An electronic wallet is a mobile phone feature that can simultaneously store multiple applications, manage customer accounts and transaction information with financial providers, public transit agencies, or third-party enti¬ties such as health clubs, schools and office or apartment buildings. Electronic wallets can simultaneously manage up to 100 different applications, ranging from electronic money to personal IDs.

– In Latvia, Hipay is a multi-currency e-wallet enabling customers to perform online transactions and set payment limits. The e-wallet also allows merchants to reach unbanked consumers and offer secure transactions.
– Neteller offers an e-wallet service in Latvia allowing customers to load, withdraw and transfer funds online.

Increasing competition benefiting the card payments channel growth

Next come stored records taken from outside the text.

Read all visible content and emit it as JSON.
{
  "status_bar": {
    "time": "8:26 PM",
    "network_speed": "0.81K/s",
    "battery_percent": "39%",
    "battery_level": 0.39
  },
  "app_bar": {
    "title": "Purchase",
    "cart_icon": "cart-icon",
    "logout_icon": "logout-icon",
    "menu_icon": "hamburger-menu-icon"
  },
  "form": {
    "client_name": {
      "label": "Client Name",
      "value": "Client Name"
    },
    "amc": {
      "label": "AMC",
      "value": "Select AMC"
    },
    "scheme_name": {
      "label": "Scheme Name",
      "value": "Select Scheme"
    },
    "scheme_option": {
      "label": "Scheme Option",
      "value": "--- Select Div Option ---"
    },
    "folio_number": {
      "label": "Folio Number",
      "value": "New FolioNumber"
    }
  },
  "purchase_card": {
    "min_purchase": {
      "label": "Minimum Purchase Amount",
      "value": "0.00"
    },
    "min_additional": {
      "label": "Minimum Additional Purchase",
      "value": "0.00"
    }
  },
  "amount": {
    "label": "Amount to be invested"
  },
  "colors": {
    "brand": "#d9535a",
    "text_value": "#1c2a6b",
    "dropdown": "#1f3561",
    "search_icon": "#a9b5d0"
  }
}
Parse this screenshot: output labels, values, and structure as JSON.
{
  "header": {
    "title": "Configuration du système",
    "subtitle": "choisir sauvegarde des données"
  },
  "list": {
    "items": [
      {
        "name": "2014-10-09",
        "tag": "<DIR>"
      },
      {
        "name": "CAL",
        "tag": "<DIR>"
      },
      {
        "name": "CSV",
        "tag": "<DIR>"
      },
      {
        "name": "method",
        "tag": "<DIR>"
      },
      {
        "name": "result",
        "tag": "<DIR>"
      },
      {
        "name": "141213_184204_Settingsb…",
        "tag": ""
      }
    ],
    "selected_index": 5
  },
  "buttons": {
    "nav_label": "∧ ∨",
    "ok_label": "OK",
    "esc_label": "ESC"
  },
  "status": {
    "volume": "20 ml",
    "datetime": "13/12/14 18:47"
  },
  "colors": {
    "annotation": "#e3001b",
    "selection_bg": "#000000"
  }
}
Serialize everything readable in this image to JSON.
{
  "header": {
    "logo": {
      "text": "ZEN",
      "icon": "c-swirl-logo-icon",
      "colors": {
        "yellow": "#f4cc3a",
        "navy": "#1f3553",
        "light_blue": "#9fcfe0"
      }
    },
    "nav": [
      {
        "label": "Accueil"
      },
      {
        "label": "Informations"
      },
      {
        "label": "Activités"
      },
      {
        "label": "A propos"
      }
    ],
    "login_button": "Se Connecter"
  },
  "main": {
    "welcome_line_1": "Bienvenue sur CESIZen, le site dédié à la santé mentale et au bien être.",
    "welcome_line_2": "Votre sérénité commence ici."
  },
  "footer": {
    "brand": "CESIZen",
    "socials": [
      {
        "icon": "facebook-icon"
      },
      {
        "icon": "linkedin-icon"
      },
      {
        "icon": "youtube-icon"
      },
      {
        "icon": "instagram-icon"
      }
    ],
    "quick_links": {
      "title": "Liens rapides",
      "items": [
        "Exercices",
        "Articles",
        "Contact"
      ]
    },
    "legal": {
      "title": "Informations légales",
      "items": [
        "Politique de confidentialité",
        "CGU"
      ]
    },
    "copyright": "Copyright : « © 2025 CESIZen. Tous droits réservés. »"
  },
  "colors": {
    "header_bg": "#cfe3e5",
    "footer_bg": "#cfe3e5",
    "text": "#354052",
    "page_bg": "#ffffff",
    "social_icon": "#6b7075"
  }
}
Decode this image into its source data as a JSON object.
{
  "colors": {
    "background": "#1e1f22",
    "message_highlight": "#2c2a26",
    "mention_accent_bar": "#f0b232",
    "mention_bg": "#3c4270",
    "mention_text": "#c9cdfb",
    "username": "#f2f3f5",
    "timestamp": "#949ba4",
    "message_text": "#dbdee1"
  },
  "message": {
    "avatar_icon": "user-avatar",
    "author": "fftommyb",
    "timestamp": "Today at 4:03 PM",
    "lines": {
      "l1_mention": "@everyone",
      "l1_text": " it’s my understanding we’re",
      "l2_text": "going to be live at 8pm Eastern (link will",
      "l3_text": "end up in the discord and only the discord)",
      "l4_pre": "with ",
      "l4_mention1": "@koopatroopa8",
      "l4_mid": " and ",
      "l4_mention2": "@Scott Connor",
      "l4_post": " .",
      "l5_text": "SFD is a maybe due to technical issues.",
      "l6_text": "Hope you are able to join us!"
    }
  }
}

The rapid development of the cards and payments industry in Latvia has encouraged several leading global banks to expand their business in the country. This is further supported by favorable government regulations, under which foreign banks are allowed to enter the market through bank branches, setting up subsidiaries, or acquiring shares in local banks.

The Central Bank of Latvia groups local and international banks into three schedules: Schedule I banks are domestic banks authorized to accept deposits, Schedule II banks include subsidiaries of eligible foreign banks operating in Latvia, while Schedule III banks are branches of foreign institutions that are authorized to conduct banking business in Latvia with certain restrictions.
UniCredit Bank, Swedbank, PrivatBank, Handelsbanken and Danske Bank are some of the leading foreign banks that have strengthened their presence in the Latvian cards and payments industry. To remain competitive and gain market share, domestic banks are offering cards targeting consumers on the basis of age, gender, income and psychographic profile by adopting various marketing, product and pricing strategies, including rewards and discount programs, customized cards, and co-branded products. For instance, UniCredit Bank and Danske Bank offer premium cards targeting high-income customers.